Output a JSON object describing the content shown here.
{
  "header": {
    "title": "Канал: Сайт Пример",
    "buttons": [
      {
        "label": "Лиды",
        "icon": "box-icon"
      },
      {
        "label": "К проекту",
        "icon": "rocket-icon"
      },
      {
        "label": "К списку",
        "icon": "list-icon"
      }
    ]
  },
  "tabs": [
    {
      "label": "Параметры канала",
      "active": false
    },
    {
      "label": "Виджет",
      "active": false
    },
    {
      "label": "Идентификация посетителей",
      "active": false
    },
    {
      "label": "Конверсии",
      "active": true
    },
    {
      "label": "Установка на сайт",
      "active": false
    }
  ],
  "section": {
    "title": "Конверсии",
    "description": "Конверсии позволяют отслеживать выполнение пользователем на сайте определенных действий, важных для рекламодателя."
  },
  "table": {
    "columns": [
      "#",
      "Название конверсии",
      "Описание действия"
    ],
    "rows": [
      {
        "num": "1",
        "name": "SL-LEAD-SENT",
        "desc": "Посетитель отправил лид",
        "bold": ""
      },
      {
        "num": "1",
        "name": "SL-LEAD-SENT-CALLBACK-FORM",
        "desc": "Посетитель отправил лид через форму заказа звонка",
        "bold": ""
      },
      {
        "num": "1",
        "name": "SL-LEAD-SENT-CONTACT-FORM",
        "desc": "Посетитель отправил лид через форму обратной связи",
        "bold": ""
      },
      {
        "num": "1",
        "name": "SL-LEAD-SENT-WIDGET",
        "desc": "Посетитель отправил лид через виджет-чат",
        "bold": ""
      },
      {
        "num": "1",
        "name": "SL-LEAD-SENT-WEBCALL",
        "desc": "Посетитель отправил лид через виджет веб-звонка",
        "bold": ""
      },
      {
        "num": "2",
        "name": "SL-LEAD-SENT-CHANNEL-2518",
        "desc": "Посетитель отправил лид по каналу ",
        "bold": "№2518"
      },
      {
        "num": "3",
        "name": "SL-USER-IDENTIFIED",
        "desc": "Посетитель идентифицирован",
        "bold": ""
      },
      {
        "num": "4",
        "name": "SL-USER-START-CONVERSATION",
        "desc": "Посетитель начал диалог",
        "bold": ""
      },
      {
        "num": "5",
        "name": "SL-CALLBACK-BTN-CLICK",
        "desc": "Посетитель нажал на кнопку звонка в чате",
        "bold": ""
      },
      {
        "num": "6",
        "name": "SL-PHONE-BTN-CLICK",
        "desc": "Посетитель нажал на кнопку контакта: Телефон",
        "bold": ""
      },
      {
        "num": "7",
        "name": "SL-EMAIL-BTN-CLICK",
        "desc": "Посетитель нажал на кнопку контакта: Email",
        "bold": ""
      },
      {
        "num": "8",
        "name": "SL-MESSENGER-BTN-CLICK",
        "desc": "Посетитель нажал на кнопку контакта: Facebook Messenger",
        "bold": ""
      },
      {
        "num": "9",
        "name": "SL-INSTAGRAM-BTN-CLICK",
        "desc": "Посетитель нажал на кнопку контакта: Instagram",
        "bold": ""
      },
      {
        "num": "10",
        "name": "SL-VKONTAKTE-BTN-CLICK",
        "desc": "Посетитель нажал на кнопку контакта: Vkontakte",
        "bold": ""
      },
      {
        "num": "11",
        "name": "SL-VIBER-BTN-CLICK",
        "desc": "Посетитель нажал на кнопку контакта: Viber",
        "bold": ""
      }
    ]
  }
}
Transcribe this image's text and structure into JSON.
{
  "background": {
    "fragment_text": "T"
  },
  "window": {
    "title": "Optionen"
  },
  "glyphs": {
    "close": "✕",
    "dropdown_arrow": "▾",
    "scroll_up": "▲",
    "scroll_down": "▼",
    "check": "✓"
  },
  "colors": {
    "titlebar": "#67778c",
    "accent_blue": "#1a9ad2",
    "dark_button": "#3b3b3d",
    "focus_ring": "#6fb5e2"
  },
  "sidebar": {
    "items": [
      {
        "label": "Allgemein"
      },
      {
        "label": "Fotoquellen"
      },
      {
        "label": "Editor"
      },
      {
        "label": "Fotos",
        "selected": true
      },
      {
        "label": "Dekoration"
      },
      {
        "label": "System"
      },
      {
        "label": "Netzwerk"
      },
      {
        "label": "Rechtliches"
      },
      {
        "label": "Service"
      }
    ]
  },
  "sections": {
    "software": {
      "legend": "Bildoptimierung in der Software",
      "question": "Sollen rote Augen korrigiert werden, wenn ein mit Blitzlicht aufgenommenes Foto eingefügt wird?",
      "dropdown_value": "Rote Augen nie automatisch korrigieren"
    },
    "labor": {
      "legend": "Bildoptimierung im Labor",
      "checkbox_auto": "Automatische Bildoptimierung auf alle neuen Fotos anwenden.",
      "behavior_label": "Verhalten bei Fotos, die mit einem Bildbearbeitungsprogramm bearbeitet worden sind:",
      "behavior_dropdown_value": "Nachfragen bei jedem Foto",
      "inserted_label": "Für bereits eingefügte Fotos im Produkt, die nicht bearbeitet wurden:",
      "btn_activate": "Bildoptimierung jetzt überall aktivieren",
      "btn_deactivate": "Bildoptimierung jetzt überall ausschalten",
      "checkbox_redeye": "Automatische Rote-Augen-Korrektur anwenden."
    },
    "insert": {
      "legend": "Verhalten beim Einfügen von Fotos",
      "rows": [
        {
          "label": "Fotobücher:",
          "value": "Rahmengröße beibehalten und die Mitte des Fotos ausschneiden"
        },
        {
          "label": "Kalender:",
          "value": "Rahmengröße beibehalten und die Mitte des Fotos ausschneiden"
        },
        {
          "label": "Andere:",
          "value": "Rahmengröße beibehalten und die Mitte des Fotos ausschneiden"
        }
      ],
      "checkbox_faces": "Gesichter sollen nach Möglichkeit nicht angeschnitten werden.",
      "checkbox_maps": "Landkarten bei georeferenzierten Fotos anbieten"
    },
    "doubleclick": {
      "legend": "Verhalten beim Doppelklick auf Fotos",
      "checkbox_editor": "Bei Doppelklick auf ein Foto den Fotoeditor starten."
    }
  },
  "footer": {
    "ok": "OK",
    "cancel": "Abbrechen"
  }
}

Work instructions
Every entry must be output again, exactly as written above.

Task output
Output a JSON object describing the content shown here.
{
  "header": {
    "title": "Канал: Сайт Пример",
    "buttons": [
      {
        "label": "Лиды",
        "icon": "box-icon"
      },
      {
        "label": "К проекту",
        "icon": "rocket-icon"
      },
      {
        "label": "К списку",
        "icon": "list-icon"
      }
    ]
  },
  "tabs": [
    {
      "label": "Параметры канала",
      "active": false
    },
    {
      "label": "Виджет",
      "active": false
    },
    {
      "label": "Идентификация посетителей",
      "active": false
    },
    {
      "label": "Конверсии",
      "active": true
    },
    {
      "label": "Установка на сайт",
      "active": false
    }
  ],
  "section": {
    "title": "Конверсии",
    "description": "Конверсии позволяют отслеживать выполнение пользователем на сайте определенных действий, важных для рекламодателя."
  },
  "table": {
    "columns": [
      "#",
      "Название конверсии",
      "Описание действия"
    ],
    "rows": [
      {
        "num": "1",
        "name": "SL-LEAD-SENT",
        "desc": "Посетитель отправил лид",
        "bold": ""
      },
      {
        "num": "1",
        "name": "SL-LEAD-SENT-CALLBACK-FORM",
        "desc": "Посетитель отправил лид через форму заказа звонка",
        "bold": ""
      },
      {
        "num": "1",
        "name": "SL-LEAD-SENT-CONTACT-FORM",
        "desc": "Посетитель отправил лид через форму обратной связи",
        "bold": ""
      },
      {
        "num": "1",
        "name": "SL-LEAD-SENT-WIDGET",
        "desc": "Посетитель отправил лид через виджет-чат",
        "bold": ""
      },
      {
        "num": "1",
        "name": "SL-LEAD-SENT-WEBCALL",
        "desc": "Посетитель отправил лид через виджет веб-звонка",
        "bold": ""
      },
      {
        "num": "2",
        "name": "SL-LEAD-SENT-CHANNEL-2518",
        "desc": "Посетитель отправил лид по каналу ",
        "bold": "№2518"
      },
      {
        "num": "3",
        "name": "SL-USER-IDENTIFIED",
        "desc": "Посетитель идентифицирован",
        "bold": ""
      },
      {
        "num": "4",
        "name": "SL-USER-START-CONVERSATION",
        "desc": "Посетитель начал диалог",
        "bold": ""
      },
      {
        "num": "5",
        "name": "SL-CALLBACK-BTN-CLICK",
        "desc": "Посетитель нажал на кнопку звонка в чате",
        "bold": ""
      },
      {
        "num": "6",
        "name": "SL-PHONE-BTN-CLICK",
        "desc": "Посетитель нажал на кнопку контакта: Телефон",
        "bold": ""
      },
      {
        "num": "7",
        "name": "SL-EMAIL-BTN-CLICK",
        "desc": "Посетитель нажал на кнопку контакта: Email",
        "bold": ""
      },
      {
        "num": "8",
        "name": "SL-MESSENGER-BTN-CLICK",
        "desc": "Посетитель нажал на кнопку контакта: Facebook Messenger",
        "bold": ""
      },
      {
        "num": "9",
        "name": "SL-INSTAGRAM-BTN-CLICK",
        "desc": "Посетитель нажал на кнопку контакта: Instagram",
        "bold": ""
      },
      {
        "num": "10",
        "name": "SL-VKONTAKTE-BTN-CLICK",
        "desc": "Посетитель нажал на кнопку контакта: Vkontakte",
        "bold": ""
      },
      {
        "num": "11",
        "name": "SL-VIBER-BTN-CLICK",
        "desc": "Посетитель нажал на кнопку контакта: Viber",
        "bold": ""
      }
    ]
  }
}
Transcribe this image's text and structure into JSON.
{
  "background": {
    "fragment_text": "T"
  },
  "window": {
    "title": "Optionen"
  },
  "glyphs": {
    "close": "✕",
    "dropdown_arrow": "▾",
    "scroll_up": "▲",
    "scroll_down": "▼",
    "check": "✓"
  },
  "colors": {
    "titlebar": "#67778c",
    "accent_blue": "#1a9ad2",
    "dark_button": "#3b3b3d",
    "focus_ring": "#6fb5e2"
  },
  "sidebar": {
    "items": [
      {
        "label": "Allgemein"
      },
      {
        "label": "Fotoquellen"
      },
      {
        "label": "Editor"
      },
      {
        "label": "Fotos",
        "selected": true
      },
      {
        "label": "Dekoration"
      },
      {
        "label": "System"
      },
      {
        "label": "Netzwerk"
      },
      {
        "label": "Rechtliches"
      },
      {
        "label": "Service"
      }
    ]
  },
  "sections": {
    "software": {
      "legend": "Bildoptimierung in der Software",
      "question": "Sollen rote Augen korrigiert werden, wenn ein mit Blitzlicht aufgenommenes Foto eingefügt wird?",
      "dropdown_value": "Rote Augen nie automatisch korrigieren"
    },
    "labor": {
      "legend": "Bildoptimierung im Labor",
      "checkbox_auto": "Automatische Bildoptimierung auf alle neuen Fotos anwenden.",
      "behavior_label": "Verhalten bei Fotos, die mit einem Bildbearbeitungsprogramm bearbeitet worden sind:",
      "behavior_dropdown_value": "Nachfragen bei jedem Foto",
      "inserted_label": "Für bereits eingefügte Fotos im Produkt, die nicht bearbeitet wurden:",
      "btn_activate": "Bildoptimierung jetzt überall aktivieren",
      "btn_deactivate": "Bildoptimierung jetzt überall ausschalten",
      "checkbox_redeye": "Automatische Rote-Augen-Korrektur anwenden."
    },
    "insert": {
      "legend": "Verhalten beim Einfügen von Fotos",
      "rows": [
        {
          "label": "Fotobücher:",
          "value": "Rahmengröße beibehalten und die Mitte des Fotos ausschneiden"
        },
        {
          "label": "Kalender:",
          "value": "Rahmengröße beibehalten und die Mitte des Fotos ausschneiden"
        },
        {
          "label": "Andere:",
          "value": "Rahmengröße beibehalten und die Mitte des Fotos ausschneiden"
        }
      ],
      "checkbox_faces": "Gesichter sollen nach Möglichkeit nicht angeschnitten werden.",
      "checkbox_maps": "Landkarten bei georeferenzierten Fotos anbieten"
    },
    "doubleclick": {
      "legend": "Verhalten beim Doppelklick auf Fotos",
      "checkbox_editor": "Bei Doppelklick auf ein Foto den Fotoeditor starten."
    }
  },
  "footer": {
    "ok": "OK",
    "cancel": "Abbrechen"
  }
}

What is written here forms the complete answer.